While for Americans 5 to 7 is the typical time when bars offer discounted drinks and food, the French have a decidedly different take on happy hour.

In French, "cinq a sept," or five to seven, refers to the time of day that Frenchmen traditionally see their mistresses before heading home to dinner with their families.

Brian is the aspiring, young writer who discovers the cultural nuance and much more when he embarks on a French-style love affair with an older women in "5 to 7," the feature directorial debut by writer Victor Levin, who served as a co-executive producer of "Mad Men," the Emmy-winning drama on the AMC network.

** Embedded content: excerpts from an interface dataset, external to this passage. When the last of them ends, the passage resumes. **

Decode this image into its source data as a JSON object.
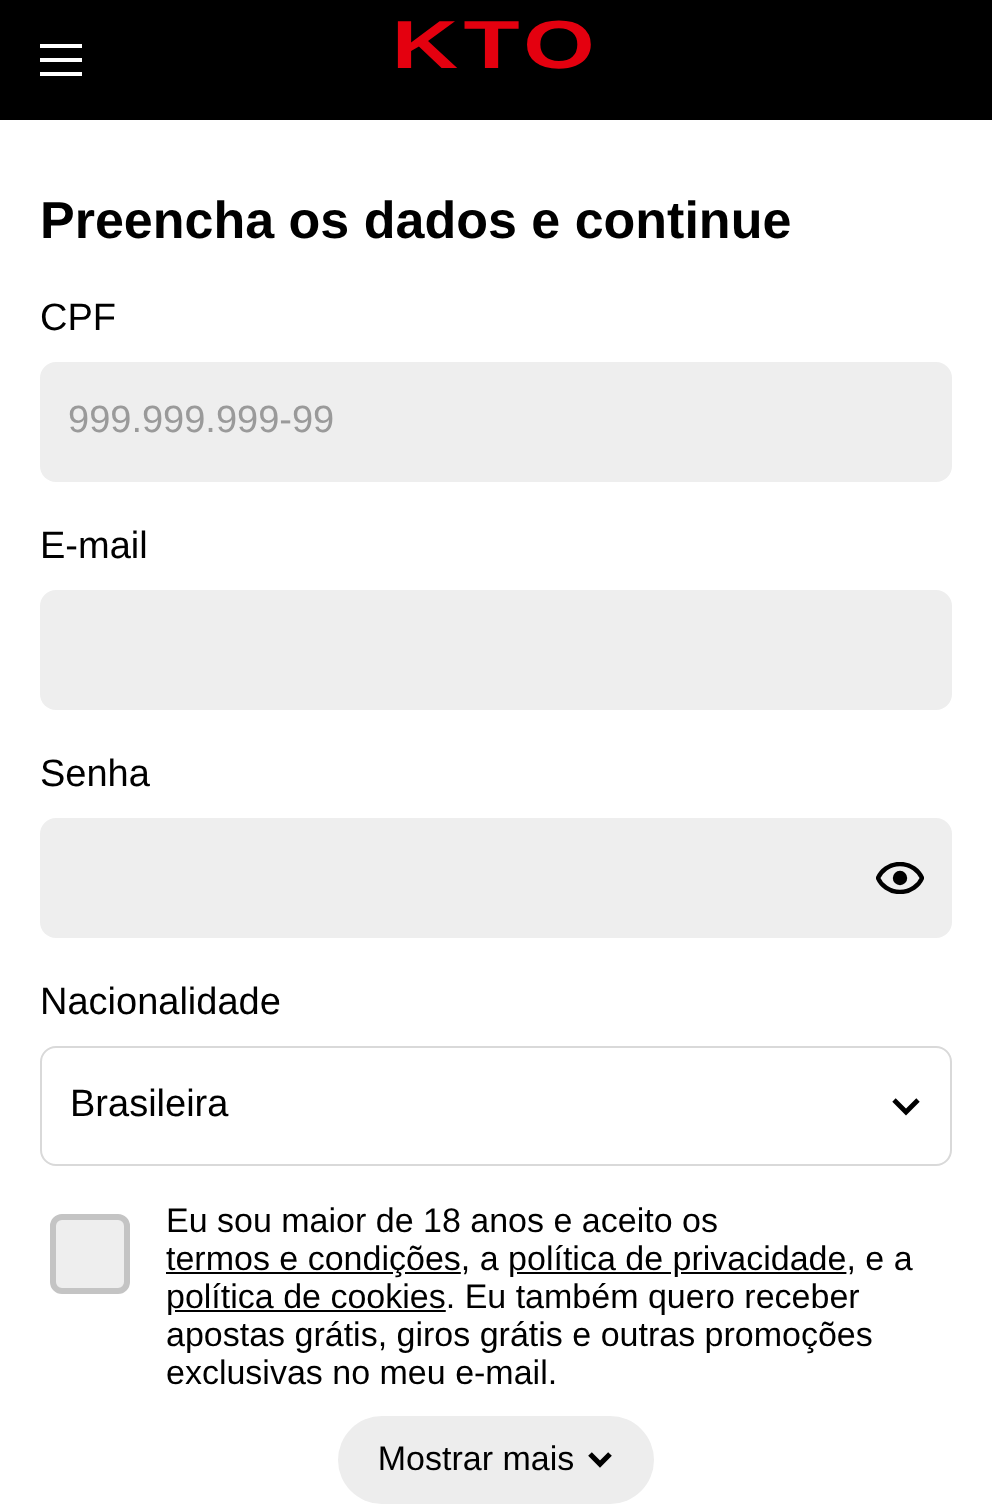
{
  "header": {
    "logo": "KTO"
  },
  "title": "Preencha os dados e continue",
  "fields": [
    {
      "kind": "text",
      "label": "CPF",
      "placeholder": "999.999.999-99"
    },
    {
      "kind": "text",
      "label": "E-mail"
    },
    {
      "kind": "password",
      "label": "Senha"
    },
    {
      "kind": "select",
      "label": "Nacionalidade",
      "value": "Brasileira"
    }
  ],
  "consent": {
    "checked": false,
    "segments": [
      {
        "text": "Eu sou maior de 18 anos e aceito os ",
        "link": false
      },
      {
        "text": "termos e condições",
        "link": true
      },
      {
        "text": ", a ",
        "link": false
      },
      {
        "text": "política de privacidade",
        "link": true
      },
      {
        "text": ", e a ",
        "link": false
      },
      {
        "text": "política de cookies",
        "link": true
      },
      {
        "text": ". Eu também quero receber apostas grátis, giros grátis e outras promoções exclusivas no meu e-mail.",
        "link": false
      }
    ]
  },
  "show_more": {
    "label": "Mostrar mais",
    "expanded": false
  }
}
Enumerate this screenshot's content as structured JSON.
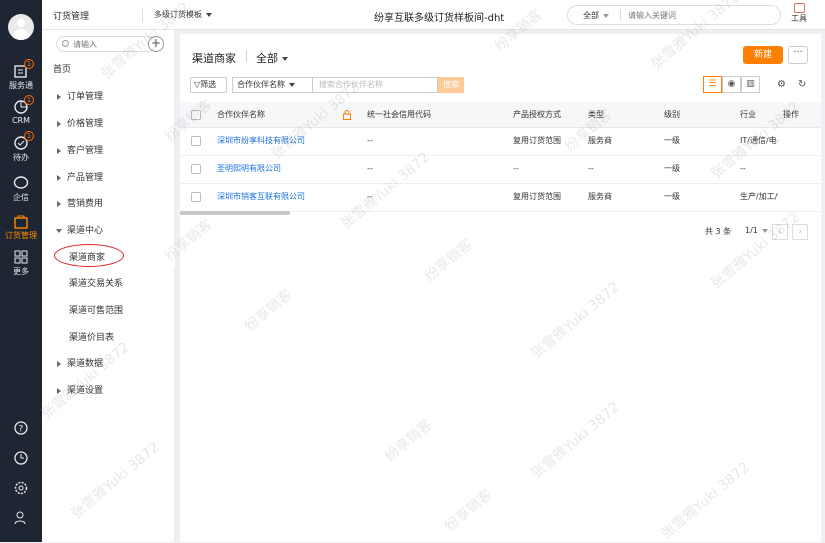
{
  "rail": {
    "items": [
      {
        "label": "服务通",
        "badge": "1"
      },
      {
        "label": "CRM",
        "badge": "1"
      },
      {
        "label": "待办",
        "badge": "1"
      },
      {
        "label": "企信",
        "badge": ""
      },
      {
        "label": "订货管理",
        "badge": ""
      },
      {
        "label": "更多",
        "badge": ""
      }
    ]
  },
  "header": {
    "app": "订货管理",
    "template": "多级订货模板",
    "title": "纷享互联多级订货样板间-dht",
    "search_scope": "全部",
    "search_placeholder": "请输入关键词",
    "tools_label": "工具"
  },
  "sidebar": {
    "search_placeholder": "请输入",
    "plus": "+",
    "items": [
      {
        "label": "首页"
      },
      {
        "label": "订单管理"
      },
      {
        "label": "价格管理"
      },
      {
        "label": "客户管理"
      },
      {
        "label": "产品管理"
      },
      {
        "label": "营销费用"
      },
      {
        "label": "渠道中心"
      },
      {
        "label": "渠道商家"
      },
      {
        "label": "渠道交易关系"
      },
      {
        "label": "渠道可售范围"
      },
      {
        "label": "渠道价目表"
      },
      {
        "label": "渠道数据"
      },
      {
        "label": "渠道设置"
      }
    ]
  },
  "main": {
    "title": "渠道商家",
    "view": "全部",
    "new_label": "新建",
    "more_label": "···",
    "filter_label": "筛选",
    "field_label": "合作伙伴名称",
    "field_placeholder": "搜索合作伙伴名称",
    "search_btn": "搜索",
    "columns": [
      "合作伙伴名称",
      "统一社会信用代码",
      "产品授权方式",
      "类型",
      "级别",
      "行业",
      "操作"
    ],
    "rows": [
      [
        "深圳市纷享科技有限公司",
        "--",
        "复用订货范围",
        "服务商",
        "一级",
        "IT/通信/电子/互联网"
      ],
      [
        "圣明熙明有限公司",
        "--",
        "--",
        "--",
        "一级",
        "--"
      ],
      [
        "深圳市销客互联有限公司",
        "--",
        "复用订货范围",
        "服务商",
        "一级",
        "生产/加工/制造"
      ]
    ],
    "total": "共 3 条",
    "page": "1/1"
  },
  "watermark": "张雪雅Yuki 3872",
  "watermark2": "纷享销客"
}
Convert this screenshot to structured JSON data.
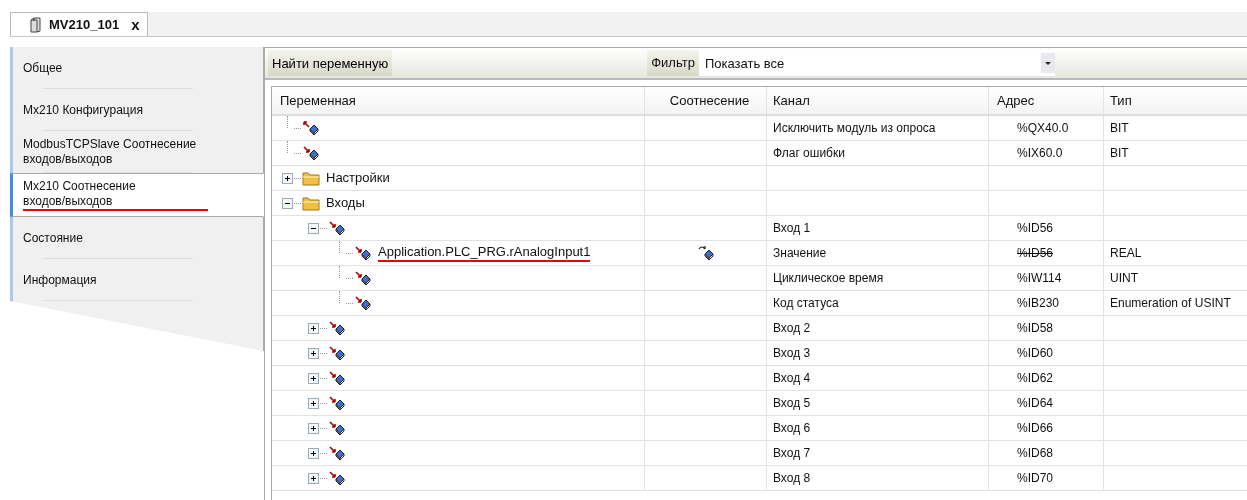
{
  "editor_tab": {
    "title": "MV210_101",
    "close": "x"
  },
  "sidebar": {
    "items": [
      {
        "label": "Общее",
        "selected": false
      },
      {
        "label": "Mx210 Конфигурация",
        "selected": false
      },
      {
        "label": "ModbusTCPSlave Соотнесение входов/выходов",
        "selected": false
      },
      {
        "label": "Mx210 Соотнесение входов/выходов",
        "selected": true,
        "underlined": true
      },
      {
        "label": "Состояние",
        "selected": false
      },
      {
        "label": "Информация",
        "selected": false
      }
    ]
  },
  "toolbar": {
    "find_button": "Найти переменную",
    "filter_label": "Фильтр",
    "filter_value": "Показать все"
  },
  "table": {
    "columns": [
      "Переменная",
      "Соотнесение",
      "Канал",
      "Адрес",
      "Тип"
    ],
    "rows": [
      {
        "kind": "output",
        "channel": "Исключить модуль из опроса",
        "address": "%QX40.0",
        "type": "BIT"
      },
      {
        "kind": "input",
        "channel": "Флаг ошибки",
        "address": "%IX60.0",
        "type": "BIT"
      },
      {
        "kind": "folder",
        "variable": "Настройки",
        "expanded": false
      },
      {
        "kind": "folder",
        "variable": "Входы",
        "expanded": true,
        "children": [
          {
            "kind": "input",
            "channel": "Вход 1",
            "address": "%ID56",
            "expanded": true,
            "children": [
              {
                "kind": "input",
                "variable": "Application.PLC_PRG.rAnalogInput1",
                "underlined": true,
                "mapped": true,
                "channel": "Значение",
                "address": "%ID56",
                "address_struck": true,
                "type": "REAL"
              },
              {
                "kind": "input",
                "channel": "Циклическое время",
                "address": "%IW114",
                "type": "UINT"
              },
              {
                "kind": "input",
                "channel": "Код статуса",
                "address": "%IB230",
                "type": "Enumeration of USINT"
              }
            ]
          },
          {
            "kind": "input",
            "channel": "Вход 2",
            "address": "%ID58",
            "expanded": false
          },
          {
            "kind": "input",
            "channel": "Вход 3",
            "address": "%ID60",
            "expanded": false
          },
          {
            "kind": "input",
            "channel": "Вход 4",
            "address": "%ID62",
            "expanded": false
          },
          {
            "kind": "input",
            "channel": "Вход 5",
            "address": "%ID64",
            "expanded": false
          },
          {
            "kind": "input",
            "channel": "Вход 6",
            "address": "%ID66",
            "expanded": false
          },
          {
            "kind": "input",
            "channel": "Вход 7",
            "address": "%ID68",
            "expanded": false
          },
          {
            "kind": "input",
            "channel": "Вход 8",
            "address": "%ID70",
            "expanded": false
          }
        ]
      }
    ]
  }
}
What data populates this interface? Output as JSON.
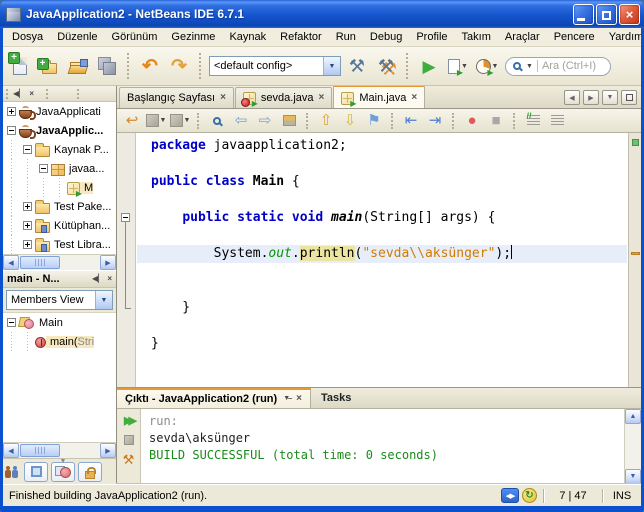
{
  "window": {
    "title": "JavaApplication2 - NetBeans IDE 6.7.1"
  },
  "menubar": [
    "Dosya",
    "Düzenle",
    "Görünüm",
    "Gezinme",
    "Kaynak",
    "Refaktor",
    "Run",
    "Debug",
    "Profile",
    "Takım",
    "Araçlar",
    "Pencere",
    "Yardım"
  ],
  "toolbar": {
    "file_icons": [
      "new-file",
      "new-project",
      "open-project",
      "save-all"
    ],
    "edit_icons": [
      "undo",
      "redo"
    ],
    "config_value": "<default config>",
    "build_icons": [
      "build",
      "clean-and-build"
    ],
    "run_icons": [
      "run",
      "debug",
      "profile"
    ],
    "search_placeholder": "Ara (Ctrl+I)"
  },
  "projects_panel": {
    "header_buttons": [
      "minimize-window-group",
      "close-window-group"
    ],
    "tree": [
      {
        "label": "JavaApplicati",
        "icon": "project",
        "toggle": "plus",
        "indent": 0
      },
      {
        "label": "JavaApplic...",
        "icon": "project",
        "toggle": "minus",
        "indent": 0,
        "bold": true
      },
      {
        "label": "Kaynak P...",
        "icon": "folder",
        "toggle": "minus",
        "indent": 1
      },
      {
        "label": "javaa...",
        "icon": "package",
        "toggle": "minus",
        "indent": 2
      },
      {
        "label": "M",
        "icon": "java-main-file",
        "toggle": null,
        "indent": 3,
        "selected": true
      },
      {
        "label": "Test Pake...",
        "icon": "folder",
        "toggle": "plus",
        "indent": 1
      },
      {
        "label": "Kütüphan...",
        "icon": "libraries",
        "toggle": "plus",
        "indent": 1
      },
      {
        "label": "Test Libra...",
        "icon": "libraries",
        "toggle": "plus",
        "indent": 1
      }
    ]
  },
  "navigator_panel": {
    "title": "main - N...",
    "view_value": "Members View",
    "tree": [
      {
        "label": "Main",
        "icon": "class",
        "toggle": "minus",
        "indent": 0
      },
      {
        "label": "main(",
        "label_muted": "Stri",
        "icon": "method",
        "toggle": null,
        "indent": 1,
        "selected": true
      }
    ],
    "filters": [
      "show-inherited-members",
      "show-fields",
      "show-static-members",
      "show-non-public-members"
    ]
  },
  "editor": {
    "tabs": [
      {
        "label": "Başlangıç Sayfası",
        "icon": null,
        "active": false
      },
      {
        "label": "sevda.java",
        "icon": "java-class-error",
        "active": false
      },
      {
        "label": "Main.java",
        "icon": "java-main-class",
        "active": true
      }
    ],
    "tab_controls": [
      "scroll-tabs-left",
      "scroll-tabs-right",
      "tab-list-dropdown",
      "maximize-window"
    ],
    "toolbar_icons": [
      "last-edit-location",
      "back",
      "forward",
      "|",
      "find-selection",
      "find-previous",
      "find-next",
      "toggle-highlight",
      "|",
      "previous-occurrence",
      "next-occurrence",
      "toggle-bookmark",
      "|",
      "shift-line-left",
      "shift-line-right",
      "|",
      "stop-macro-recording",
      "start-macro-recording",
      "|",
      "comment",
      "uncomment"
    ],
    "fold_start_line": 5,
    "fold_end_line": 10,
    "caret_line": 7,
    "code_lines": [
      {
        "tokens": [
          {
            "t": "package",
            "c": "kw"
          },
          {
            "t": " javaapplication2;",
            "c": "pl"
          }
        ]
      },
      {
        "tokens": []
      },
      {
        "tokens": [
          {
            "t": "public",
            "c": "kw"
          },
          {
            "t": " ",
            "c": "pl"
          },
          {
            "t": "class",
            "c": "kw"
          },
          {
            "t": " ",
            "c": "pl"
          },
          {
            "t": "Main",
            "c": "cls"
          },
          {
            "t": " {",
            "c": "pl"
          }
        ]
      },
      {
        "tokens": []
      },
      {
        "tokens": [
          {
            "t": "    ",
            "c": "pl"
          },
          {
            "t": "public",
            "c": "kw"
          },
          {
            "t": " ",
            "c": "pl"
          },
          {
            "t": "static",
            "c": "kw"
          },
          {
            "t": " ",
            "c": "pl"
          },
          {
            "t": "void",
            "c": "kw"
          },
          {
            "t": " ",
            "c": "pl"
          },
          {
            "t": "main",
            "c": "mth"
          },
          {
            "t": "(String[] args) {",
            "c": "pl"
          }
        ]
      },
      {
        "tokens": []
      },
      {
        "tokens": [
          {
            "t": "        System.",
            "c": "pl"
          },
          {
            "t": "out",
            "c": "fld"
          },
          {
            "t": ".",
            "c": "pl"
          },
          {
            "t": "println",
            "c": "occ"
          },
          {
            "t": "(",
            "c": "pl"
          },
          {
            "t": "\"sevda\\\\aksünger\"",
            "c": "str"
          },
          {
            "t": ");",
            "c": "pl"
          }
        ],
        "highlight": true,
        "caret": true
      },
      {
        "tokens": []
      },
      {
        "tokens": []
      },
      {
        "tokens": [
          {
            "t": "    }",
            "c": "pl"
          }
        ]
      },
      {
        "tokens": []
      },
      {
        "tokens": [
          {
            "t": "}",
            "c": "pl"
          }
        ]
      }
    ]
  },
  "output_panel": {
    "tab_label": "Çıktı - JavaApplication2 (run)",
    "tasks_label": "Tasks",
    "tab_buttons": [
      "output-dropdown",
      "close-output"
    ],
    "toolbar_icons": [
      "rerun",
      "stop",
      "ant-settings"
    ],
    "lines": [
      {
        "text": "run:",
        "c": "muted"
      },
      {
        "text": "sevda\\aksünger",
        "c": "plain"
      },
      {
        "text": "BUILD SUCCESSFUL (total time: 0 seconds)",
        "c": "success"
      }
    ]
  },
  "statusbar": {
    "message": "Finished building JavaApplication2 (run).",
    "caret_position": "7 | 47",
    "insert_mode": "INS"
  },
  "colors": {
    "keyword": "#0000c8",
    "string": "#ce7b00",
    "field": "#009900",
    "success": "#1a8c1a",
    "muted": "#8c8c8c",
    "selection": "#e7eef9",
    "occurrence": "#ece5a0",
    "tab_accent": "#e39a3b"
  }
}
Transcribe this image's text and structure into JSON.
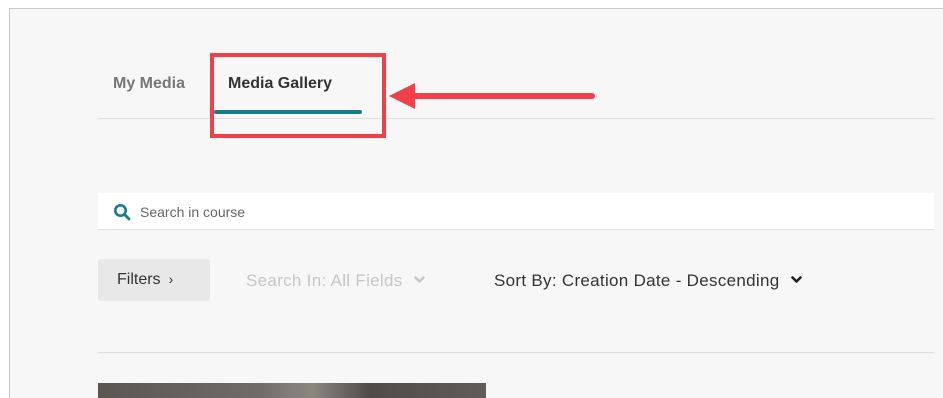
{
  "tabs": {
    "my_media": "My Media",
    "media_gallery": "Media Gallery"
  },
  "search": {
    "placeholder": "Search in course",
    "icon": "search-icon"
  },
  "toolbar": {
    "filters_label": "Filters",
    "filters_chevron": "›",
    "search_in_label": "Search In: All Fields",
    "sort_by_label": "Sort By: Creation Date - Descending"
  },
  "colors": {
    "accent": "#1a7a8e",
    "annotation": "#f04048"
  }
}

Levin, a four-time Emmy nominee who has been writing for film and television since 1990, was a 27-year-old in Paris when he observed a marriage conducted under the 5 to 7 rules. The experience gave him the inspiration and the title for the film.

"It is the kind of thing that doesn't leave you when you see it at close range," Levin explained after the film's debut at the Tribeca festival that runs through April 27.


Anton Yelchin, 25, who starred in 2009's "Star Trek" and 2013's "Star Trek Into Darkness," plays Brian, who falls for a beautiful, sophisticated, older French woman after meeting her outside the St. Regis Hotel in Manhattan.   Continued...

Actor Anton Yelchin poses during ceremonies for the Academy of Motion Picture Arts & Sciences Nicholl Fellowships in Screenwriting awards in Beverly Hills November 7, 2013. REUTERS/Fred Prouser